“It traps those smells closer to the ground level,” Karstens said. “That overhead warm air kind of traps that and that trapping effect can be really noticeable.”
After those conditions are met, Karstens said the wind direction determines where the air flow is distributed.
“In South Dakota, our wind becomes such a dominant factor that typically those things are fairly short-lived,” Karstens said. “With that industry you are going to have that. People who have grown up here, know that is going to be the case from time-to-time.”
No matter how bad it can smell, conditions can switch in the matter of minutes.
“You can always count on a change in our weather,” Karstens said.
Is the smell regulated or measured in any way?
A spokesman for the United States Department of Agriculture Food Safety and Inspection Service told KELOLAND News the federal agency only focuses on what is happening inside the facility. Anything like nuisance smell outside the building is not under federal jurisdiction and pointed to state agencies.
“Air quality and air pollution sources are regulated in South Dakota under the state and federal Clean Air Acts, however, DENR does not have statutory authority to regulate odor,” Brian Walsh with the South Dakota Department of Agriculture said.
Walsh said local government agencies and countries sometimes adopt ordinances for odor.
Craig Dewey with the Minnehaha County Commission Office said Minnehaha County does not monitor odor inside the city of Sioux Falls limits.
And the city of Sioux Falls does not monitor or regulate odor.
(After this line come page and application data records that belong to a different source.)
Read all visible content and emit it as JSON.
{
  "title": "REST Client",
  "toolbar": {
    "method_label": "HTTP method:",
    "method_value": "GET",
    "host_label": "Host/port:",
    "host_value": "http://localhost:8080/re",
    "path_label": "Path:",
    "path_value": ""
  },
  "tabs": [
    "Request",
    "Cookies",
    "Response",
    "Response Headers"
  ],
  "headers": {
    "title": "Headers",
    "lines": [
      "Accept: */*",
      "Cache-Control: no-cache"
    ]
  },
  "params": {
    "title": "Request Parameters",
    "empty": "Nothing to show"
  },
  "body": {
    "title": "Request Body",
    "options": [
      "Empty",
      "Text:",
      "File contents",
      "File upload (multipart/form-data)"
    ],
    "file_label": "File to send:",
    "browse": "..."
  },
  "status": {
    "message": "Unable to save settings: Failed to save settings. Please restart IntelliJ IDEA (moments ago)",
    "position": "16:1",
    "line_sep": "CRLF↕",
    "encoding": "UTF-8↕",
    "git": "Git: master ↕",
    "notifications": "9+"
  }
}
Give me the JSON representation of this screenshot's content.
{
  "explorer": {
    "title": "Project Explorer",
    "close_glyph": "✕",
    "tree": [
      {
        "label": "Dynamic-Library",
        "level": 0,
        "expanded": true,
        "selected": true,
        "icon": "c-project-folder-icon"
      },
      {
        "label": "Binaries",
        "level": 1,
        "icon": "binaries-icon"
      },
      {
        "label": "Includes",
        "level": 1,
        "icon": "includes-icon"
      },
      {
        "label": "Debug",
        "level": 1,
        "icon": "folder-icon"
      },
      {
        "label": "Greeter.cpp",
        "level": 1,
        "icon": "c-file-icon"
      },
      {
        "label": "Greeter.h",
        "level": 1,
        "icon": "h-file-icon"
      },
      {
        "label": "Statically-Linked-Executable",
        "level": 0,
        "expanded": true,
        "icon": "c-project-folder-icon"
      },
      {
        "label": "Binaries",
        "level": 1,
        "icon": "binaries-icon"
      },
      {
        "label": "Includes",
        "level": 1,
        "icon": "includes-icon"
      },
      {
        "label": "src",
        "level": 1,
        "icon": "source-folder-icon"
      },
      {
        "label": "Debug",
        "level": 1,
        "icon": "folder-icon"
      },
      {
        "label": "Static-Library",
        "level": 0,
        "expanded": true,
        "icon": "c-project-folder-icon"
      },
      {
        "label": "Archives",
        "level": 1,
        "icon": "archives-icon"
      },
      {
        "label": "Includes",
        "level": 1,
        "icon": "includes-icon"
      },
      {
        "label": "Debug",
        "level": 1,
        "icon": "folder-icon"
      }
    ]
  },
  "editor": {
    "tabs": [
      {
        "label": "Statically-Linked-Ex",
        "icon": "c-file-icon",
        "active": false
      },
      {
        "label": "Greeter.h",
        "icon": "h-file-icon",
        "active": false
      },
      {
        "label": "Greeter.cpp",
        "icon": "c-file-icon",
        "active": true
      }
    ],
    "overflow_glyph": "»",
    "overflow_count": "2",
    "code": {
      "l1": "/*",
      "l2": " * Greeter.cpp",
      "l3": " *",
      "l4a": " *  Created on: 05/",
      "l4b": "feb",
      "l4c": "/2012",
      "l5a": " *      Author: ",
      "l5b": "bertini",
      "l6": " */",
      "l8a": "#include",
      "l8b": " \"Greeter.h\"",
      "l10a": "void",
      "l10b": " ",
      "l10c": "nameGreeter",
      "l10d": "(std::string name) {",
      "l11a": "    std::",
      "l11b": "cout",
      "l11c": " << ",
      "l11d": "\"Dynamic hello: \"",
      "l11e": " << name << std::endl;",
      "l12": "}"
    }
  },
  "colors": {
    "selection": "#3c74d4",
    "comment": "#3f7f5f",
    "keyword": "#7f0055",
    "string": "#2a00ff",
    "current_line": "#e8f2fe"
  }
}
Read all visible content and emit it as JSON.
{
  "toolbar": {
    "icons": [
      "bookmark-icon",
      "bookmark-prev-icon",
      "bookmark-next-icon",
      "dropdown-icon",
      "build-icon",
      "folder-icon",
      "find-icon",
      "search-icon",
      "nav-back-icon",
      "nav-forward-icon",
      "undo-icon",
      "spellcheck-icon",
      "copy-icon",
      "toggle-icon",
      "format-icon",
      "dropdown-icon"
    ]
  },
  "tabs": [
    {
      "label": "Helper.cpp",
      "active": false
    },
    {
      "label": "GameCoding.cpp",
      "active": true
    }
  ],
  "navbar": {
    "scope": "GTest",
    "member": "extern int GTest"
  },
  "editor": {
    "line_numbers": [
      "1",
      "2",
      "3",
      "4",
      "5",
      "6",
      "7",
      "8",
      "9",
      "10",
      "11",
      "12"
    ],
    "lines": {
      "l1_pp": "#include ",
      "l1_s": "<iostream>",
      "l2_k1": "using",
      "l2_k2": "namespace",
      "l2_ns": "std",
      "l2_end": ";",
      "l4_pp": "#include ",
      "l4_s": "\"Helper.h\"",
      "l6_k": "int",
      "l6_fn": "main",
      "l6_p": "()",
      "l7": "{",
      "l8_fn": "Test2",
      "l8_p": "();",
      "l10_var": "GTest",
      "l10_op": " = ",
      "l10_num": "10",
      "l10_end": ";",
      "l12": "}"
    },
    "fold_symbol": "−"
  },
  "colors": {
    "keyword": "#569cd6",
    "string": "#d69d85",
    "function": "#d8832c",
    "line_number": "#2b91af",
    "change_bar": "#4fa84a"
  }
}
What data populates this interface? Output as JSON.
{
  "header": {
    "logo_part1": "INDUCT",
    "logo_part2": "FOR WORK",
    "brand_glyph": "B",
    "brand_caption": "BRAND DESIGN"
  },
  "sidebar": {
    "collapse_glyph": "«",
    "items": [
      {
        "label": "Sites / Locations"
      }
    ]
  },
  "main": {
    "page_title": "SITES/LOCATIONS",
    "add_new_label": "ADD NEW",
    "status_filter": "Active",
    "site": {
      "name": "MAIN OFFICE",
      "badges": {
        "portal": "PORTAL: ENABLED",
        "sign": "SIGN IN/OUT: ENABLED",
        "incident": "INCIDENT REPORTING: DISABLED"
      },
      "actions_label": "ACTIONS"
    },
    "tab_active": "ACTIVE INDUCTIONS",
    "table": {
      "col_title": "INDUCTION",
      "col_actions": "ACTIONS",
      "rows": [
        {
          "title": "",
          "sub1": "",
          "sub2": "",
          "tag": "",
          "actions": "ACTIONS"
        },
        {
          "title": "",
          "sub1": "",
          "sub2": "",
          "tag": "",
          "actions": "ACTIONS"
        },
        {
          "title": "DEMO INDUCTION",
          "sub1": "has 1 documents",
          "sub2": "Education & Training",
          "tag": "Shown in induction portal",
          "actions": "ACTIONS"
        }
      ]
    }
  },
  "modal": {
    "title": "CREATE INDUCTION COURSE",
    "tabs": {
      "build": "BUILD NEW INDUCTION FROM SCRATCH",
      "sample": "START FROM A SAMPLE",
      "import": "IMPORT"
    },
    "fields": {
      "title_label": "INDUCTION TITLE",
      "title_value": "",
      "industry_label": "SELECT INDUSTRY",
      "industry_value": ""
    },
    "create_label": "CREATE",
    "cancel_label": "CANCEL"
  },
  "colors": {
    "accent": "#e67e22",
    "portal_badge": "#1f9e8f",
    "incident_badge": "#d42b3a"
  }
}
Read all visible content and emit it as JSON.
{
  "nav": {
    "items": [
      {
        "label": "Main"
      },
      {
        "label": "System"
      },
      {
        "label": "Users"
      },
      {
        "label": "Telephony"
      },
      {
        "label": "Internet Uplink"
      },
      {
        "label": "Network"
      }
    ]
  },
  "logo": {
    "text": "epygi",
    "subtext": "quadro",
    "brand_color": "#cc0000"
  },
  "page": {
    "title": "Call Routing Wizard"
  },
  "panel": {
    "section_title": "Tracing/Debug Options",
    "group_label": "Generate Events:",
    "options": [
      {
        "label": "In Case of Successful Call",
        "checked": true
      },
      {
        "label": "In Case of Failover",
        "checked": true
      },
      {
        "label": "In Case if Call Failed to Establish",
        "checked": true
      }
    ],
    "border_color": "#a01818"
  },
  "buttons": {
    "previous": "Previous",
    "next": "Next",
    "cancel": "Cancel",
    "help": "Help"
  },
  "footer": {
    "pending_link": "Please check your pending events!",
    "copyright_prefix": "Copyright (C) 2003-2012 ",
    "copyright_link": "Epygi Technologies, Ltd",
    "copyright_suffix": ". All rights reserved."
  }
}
“Our department does not monitor or regulate odor. I also checked with Public Works and Health and while there are environmental issues we do monitor; odor is not one of them.” director of planning and development Jeff Eckhoff said.
KELOLAND News reached out to Smithfield Foods to ask about any steps the plant takes to mitigate the odor. We will update this story with any response we receive.